Radiant Barrier Coatings
With miles and miles of unpainted attics throughout the country, radiant barrier coatings can be a hot commodity for painting contractors seeking ways to expand their business.
by Stacey Enesey Klemenc
, most people’s attics are unbearably hot. It’s estimated that about a third of the unwanted heat that builds up in a home enters through the roof. Conventional thermal insulation can slow down radiant heat transfer, but it will not stop it.
The sun beats down on the rooftop, which absorbs the solar energy and heats the roof sheathing, causing the underside of the sheathing and roof to radiate heat downward toward the attic floor. The hot attic also conducts heat to the rest of the house below, making the air conditioner work harder and the electric bill climb higher.
Today’s increasingly energy-conscious consumer may be interested in learning that a coat of good paint — a radiant barrier coating, to be exact — would help alleviate much of this problem.
Radiant barriers, which were first introduced back in the 1930s, are materials that are installed in buildings to reduce summer heat gain and winter heat loss, thereby decreasing energy usage overall.
Many are made of a thin sheet of highly reflective material, usually aluminum, which is applied to one or both sides of a substrate material such as kraft paper, plastic film, cardboard or plywood sheathing. These products are designed to be stapled, taped or nailed to the underside of a roof or the top side of a truss under the sheathing.
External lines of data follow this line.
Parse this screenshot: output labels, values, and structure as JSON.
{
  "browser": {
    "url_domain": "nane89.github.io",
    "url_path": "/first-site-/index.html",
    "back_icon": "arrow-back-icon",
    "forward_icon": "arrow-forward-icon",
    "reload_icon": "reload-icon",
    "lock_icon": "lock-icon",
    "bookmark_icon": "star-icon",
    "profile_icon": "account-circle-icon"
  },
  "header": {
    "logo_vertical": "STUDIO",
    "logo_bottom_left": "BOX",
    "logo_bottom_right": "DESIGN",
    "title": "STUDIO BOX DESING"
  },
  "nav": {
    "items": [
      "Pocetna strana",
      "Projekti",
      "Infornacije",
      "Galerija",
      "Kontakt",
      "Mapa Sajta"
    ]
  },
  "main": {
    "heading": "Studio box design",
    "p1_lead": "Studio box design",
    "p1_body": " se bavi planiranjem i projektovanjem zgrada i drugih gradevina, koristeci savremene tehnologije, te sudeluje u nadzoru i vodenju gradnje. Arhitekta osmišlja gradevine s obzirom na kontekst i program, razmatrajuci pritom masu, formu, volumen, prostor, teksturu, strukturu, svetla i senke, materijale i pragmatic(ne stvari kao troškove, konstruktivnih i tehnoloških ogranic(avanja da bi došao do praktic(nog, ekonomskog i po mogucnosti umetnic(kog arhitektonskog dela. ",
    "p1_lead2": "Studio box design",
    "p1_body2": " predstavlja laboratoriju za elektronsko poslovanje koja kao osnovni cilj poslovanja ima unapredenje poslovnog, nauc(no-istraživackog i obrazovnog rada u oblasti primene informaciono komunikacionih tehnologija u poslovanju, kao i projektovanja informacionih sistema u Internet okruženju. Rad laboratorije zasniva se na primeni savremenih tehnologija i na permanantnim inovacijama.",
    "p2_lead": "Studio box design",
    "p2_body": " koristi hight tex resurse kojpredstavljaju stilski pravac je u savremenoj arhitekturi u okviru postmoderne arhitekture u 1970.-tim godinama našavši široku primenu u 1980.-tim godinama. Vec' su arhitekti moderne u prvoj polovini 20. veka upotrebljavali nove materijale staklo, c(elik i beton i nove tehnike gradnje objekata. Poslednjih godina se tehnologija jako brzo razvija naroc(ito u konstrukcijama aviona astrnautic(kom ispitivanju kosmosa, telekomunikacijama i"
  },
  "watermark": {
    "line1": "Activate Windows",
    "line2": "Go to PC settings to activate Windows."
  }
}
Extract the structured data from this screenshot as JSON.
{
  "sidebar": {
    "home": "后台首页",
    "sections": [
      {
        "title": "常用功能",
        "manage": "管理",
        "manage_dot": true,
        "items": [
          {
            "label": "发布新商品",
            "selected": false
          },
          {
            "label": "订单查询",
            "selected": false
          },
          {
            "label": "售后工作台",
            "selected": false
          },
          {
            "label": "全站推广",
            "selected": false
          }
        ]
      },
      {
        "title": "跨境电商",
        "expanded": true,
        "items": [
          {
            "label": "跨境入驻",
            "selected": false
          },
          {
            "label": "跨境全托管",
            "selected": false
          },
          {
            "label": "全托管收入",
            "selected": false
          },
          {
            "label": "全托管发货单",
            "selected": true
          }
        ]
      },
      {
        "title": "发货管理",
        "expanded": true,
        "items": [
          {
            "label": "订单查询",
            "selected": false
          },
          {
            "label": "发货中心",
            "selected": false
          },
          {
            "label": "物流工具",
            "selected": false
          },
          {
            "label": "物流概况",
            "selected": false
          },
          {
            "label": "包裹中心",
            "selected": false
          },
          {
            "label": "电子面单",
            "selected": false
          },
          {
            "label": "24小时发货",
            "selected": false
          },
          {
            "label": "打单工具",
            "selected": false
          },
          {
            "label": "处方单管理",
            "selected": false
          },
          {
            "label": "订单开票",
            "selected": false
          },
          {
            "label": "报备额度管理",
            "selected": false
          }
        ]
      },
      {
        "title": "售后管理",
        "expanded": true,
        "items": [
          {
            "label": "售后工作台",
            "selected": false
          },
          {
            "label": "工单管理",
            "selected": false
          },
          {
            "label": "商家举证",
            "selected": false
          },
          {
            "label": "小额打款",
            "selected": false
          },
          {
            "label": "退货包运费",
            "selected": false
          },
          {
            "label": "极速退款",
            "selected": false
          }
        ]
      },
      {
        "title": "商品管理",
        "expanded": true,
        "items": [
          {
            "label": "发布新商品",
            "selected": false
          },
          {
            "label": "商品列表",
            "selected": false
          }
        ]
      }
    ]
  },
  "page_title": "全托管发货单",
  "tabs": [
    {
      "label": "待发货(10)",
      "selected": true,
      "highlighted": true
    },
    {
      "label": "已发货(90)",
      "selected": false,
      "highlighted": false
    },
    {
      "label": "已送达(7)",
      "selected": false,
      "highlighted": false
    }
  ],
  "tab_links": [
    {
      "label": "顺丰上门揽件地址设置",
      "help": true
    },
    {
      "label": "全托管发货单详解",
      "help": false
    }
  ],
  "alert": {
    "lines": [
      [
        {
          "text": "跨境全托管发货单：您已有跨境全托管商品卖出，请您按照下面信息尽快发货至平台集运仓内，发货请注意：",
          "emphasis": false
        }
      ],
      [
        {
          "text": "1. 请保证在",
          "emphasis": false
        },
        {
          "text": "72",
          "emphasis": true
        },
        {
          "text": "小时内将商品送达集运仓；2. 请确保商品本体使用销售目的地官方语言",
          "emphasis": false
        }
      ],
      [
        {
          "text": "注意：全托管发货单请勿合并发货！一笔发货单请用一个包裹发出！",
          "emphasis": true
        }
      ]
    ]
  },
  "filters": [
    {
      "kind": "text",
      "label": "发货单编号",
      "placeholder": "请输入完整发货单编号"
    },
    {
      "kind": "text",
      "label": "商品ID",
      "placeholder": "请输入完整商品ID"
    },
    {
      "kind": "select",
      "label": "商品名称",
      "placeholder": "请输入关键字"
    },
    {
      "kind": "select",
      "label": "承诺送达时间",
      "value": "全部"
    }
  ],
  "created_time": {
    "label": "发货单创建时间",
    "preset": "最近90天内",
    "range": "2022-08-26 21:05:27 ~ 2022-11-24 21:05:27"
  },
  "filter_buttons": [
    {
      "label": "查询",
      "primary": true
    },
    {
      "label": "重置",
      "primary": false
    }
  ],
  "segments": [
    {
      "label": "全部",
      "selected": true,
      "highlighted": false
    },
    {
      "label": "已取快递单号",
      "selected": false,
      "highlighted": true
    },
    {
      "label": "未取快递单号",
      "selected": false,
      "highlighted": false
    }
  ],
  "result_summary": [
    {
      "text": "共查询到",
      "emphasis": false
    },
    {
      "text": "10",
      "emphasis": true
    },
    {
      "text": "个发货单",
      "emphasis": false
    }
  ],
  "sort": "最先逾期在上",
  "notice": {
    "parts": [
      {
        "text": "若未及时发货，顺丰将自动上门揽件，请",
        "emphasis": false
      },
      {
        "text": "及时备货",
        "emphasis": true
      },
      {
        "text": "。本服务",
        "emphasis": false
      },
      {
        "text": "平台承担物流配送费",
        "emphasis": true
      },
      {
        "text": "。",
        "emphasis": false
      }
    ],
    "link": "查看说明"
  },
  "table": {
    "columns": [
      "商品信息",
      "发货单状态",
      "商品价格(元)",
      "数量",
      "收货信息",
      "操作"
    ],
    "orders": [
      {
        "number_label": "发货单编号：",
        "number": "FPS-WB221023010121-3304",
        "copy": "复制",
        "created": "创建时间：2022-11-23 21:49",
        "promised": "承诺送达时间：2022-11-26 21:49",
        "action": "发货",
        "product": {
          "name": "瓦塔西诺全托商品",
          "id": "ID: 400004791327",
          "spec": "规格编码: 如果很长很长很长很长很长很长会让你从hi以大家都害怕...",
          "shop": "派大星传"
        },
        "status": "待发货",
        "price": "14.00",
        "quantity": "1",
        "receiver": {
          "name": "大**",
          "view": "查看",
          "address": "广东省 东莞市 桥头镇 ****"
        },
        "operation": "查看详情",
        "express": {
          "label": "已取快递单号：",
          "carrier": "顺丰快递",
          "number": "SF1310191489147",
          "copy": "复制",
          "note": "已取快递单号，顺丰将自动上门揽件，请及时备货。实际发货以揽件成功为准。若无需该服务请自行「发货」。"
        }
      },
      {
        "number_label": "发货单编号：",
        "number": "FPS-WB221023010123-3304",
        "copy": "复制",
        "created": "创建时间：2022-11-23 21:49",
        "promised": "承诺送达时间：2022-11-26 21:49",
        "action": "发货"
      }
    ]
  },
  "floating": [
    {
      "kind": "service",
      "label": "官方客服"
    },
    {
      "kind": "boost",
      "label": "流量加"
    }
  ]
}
Some can be applied only during new construction.
Radiant barrier coatings, on the other hand, contain microscopic metal particles that reflect radiant energy. They can be easily applied to the undersides of roofs in existing homes and businesses, as well as new construction. Most manufacturers suggest using an airless sprayer, although many of the coatings can be rolled or brushed on as well.
The physics behind these products, some of which are also referred to as interior radiation control coatings, is similar to low-e glass in windows, with the “e” standing for emissivity.
To properly apply radiant barrier paint, says Lynn Walters, a regional sales manager for Radiance, a low-e line of coatings manufactured by Degussa Building Systems (formerly ChemRex), “Spray the roof deck, rafters, the ridge and any gable ends. You want to encapsulate the entire heat-transferring surface with a low-emissive barrier.”
Foil, on the other hand, can only be applied to the roof deck, leaving gaps that aren’t protected. These rolled goods are not only time consuming and expensive but “everywhere you staple or nail becomes a conductive surface,” Walters points out.
With radiant barrier coatings, he adds, “We can get in and out in a couple of hours.” Plus, his company’s e-0.25 Attic Barrier doesn’t trap moisture like foils are prone to do, he says. “It’s a breathable film.”
Surface preparation is the same as with any other paint application, says Steve Revnew, director of architectural marketing for The Sherwin-Williams Co., which manufactures a product called E-Barrier. “Make sure the substrate is clean, dry and dull to maximize performance.” His company’s low-e coating, he adds, is designed to be used on interior roof surfaces of wood or previously coated metal.
Priming isn’t usually necessary for radiant barrier coatings, and one thin coat will usually do the trick. If you apply an overcoat, the coating will lose its effectiveness.
To be effective and to perform properly, all radiant barriers must face an open air space on one side.
All of these low-emissivity coatings for attics are silver in color. Tinting them will make them lose their radiant barrier characteristics.